Somewhere over the rainbow? No such place on the horizon. Zen Arcade Tour de Force is still exciting conceptual double album done as a tribute to the Who (who are real rock archetypes for fucked-up childhood / upbringing). Hüsker Dü recorded “Zen Arcade” very quickly in October ’83 as well, desperately trying to reach see-through zen state of mind with high intake of amphetamines. I totally flipped out during crossover punk-rock / speed-metal side-B while revisiting whole album for the purpose of this blog post. Mind bending!
Indicative cover version (a howling scorcher): Eight Miles High by the Byrds.
(9) Würm – 98 DA (from “Feast” LP 1985) C

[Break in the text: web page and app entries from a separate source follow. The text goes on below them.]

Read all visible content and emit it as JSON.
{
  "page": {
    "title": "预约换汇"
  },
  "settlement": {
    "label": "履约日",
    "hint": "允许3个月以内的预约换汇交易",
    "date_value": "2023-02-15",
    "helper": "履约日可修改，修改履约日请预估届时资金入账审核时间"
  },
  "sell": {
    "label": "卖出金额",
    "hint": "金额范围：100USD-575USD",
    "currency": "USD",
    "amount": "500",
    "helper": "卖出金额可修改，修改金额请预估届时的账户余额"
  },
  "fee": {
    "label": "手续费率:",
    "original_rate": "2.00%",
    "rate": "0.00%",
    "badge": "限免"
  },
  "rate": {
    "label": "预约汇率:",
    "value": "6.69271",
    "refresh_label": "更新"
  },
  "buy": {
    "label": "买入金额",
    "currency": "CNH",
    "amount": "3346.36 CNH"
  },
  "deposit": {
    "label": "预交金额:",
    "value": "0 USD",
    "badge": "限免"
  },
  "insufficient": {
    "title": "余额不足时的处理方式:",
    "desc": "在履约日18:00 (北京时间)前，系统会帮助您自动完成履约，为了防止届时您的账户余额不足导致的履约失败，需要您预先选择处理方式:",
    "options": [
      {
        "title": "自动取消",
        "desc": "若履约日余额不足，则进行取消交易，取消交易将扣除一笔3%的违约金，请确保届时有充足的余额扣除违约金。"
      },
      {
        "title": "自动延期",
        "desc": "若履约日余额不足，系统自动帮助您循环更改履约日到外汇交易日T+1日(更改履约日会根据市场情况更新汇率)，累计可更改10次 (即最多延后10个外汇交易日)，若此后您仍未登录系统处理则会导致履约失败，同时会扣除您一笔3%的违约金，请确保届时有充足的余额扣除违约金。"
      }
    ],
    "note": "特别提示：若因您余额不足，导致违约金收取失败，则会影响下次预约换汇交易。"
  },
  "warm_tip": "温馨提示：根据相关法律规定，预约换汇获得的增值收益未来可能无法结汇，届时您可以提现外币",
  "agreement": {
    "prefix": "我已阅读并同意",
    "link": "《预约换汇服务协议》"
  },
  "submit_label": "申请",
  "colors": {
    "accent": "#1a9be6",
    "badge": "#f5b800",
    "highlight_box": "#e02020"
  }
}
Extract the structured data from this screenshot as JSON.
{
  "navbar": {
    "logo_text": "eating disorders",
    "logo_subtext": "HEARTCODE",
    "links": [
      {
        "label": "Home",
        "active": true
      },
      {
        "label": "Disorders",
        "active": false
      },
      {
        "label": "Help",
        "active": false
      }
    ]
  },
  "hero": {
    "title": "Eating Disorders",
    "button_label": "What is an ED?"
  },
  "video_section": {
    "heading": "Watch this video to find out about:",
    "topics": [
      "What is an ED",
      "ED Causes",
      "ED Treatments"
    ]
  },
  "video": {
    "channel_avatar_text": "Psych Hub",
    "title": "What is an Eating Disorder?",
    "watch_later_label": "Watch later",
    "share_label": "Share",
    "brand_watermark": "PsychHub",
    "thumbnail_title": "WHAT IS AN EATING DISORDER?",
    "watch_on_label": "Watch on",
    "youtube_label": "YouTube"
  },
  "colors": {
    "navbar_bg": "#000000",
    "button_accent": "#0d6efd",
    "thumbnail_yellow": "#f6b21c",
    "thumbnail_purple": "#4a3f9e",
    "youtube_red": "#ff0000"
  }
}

Würm tapes were recorded sometime during 1983 with Ethan James and then they were bunkered. Sound of “Feast” gives off great live feel from roomy acoustics of old Radio Tokyo studio. The evil content might be a required taste. The second coming of Würm could be regarded as warming up for SWA since they broke up right after completion of this mongrel album. Würm was fronted by theatrical singer (Simon Smallwood) looming above band’s uncertain future like bad omen. The pattern continued later in SWA (Merrill Ward). Simon’s approach had more in common with lysergic madness though. “Feast” LP (1985) offers grotesque psychedelic hard-rock worth hearing in its entirety at least few times. Perhaps Dukowski had to vent his pent-up anger somehow.
(10) Black Flag – Nothing Left Inside (from “My War” LP 1984) B+
Recorded in December ’83 under (outstanding guitarist & SST boss) Greg Ginn’s tight reins. “My War” is exceptionally important and influential work-out recorded during Black Flag’s transient line-up still without official replacement for original bass player Dukowski. Album grade was a bit lowered just because Dukowski’s propulsive aggro playing is somewhat missed on “My War”.
Blast your mind with half an hour long alternative take: Blasting Concept ’83 (ver.)
1984 can re-start right now!
Progressive punk rockers indeed. I’ll remain impressed forever.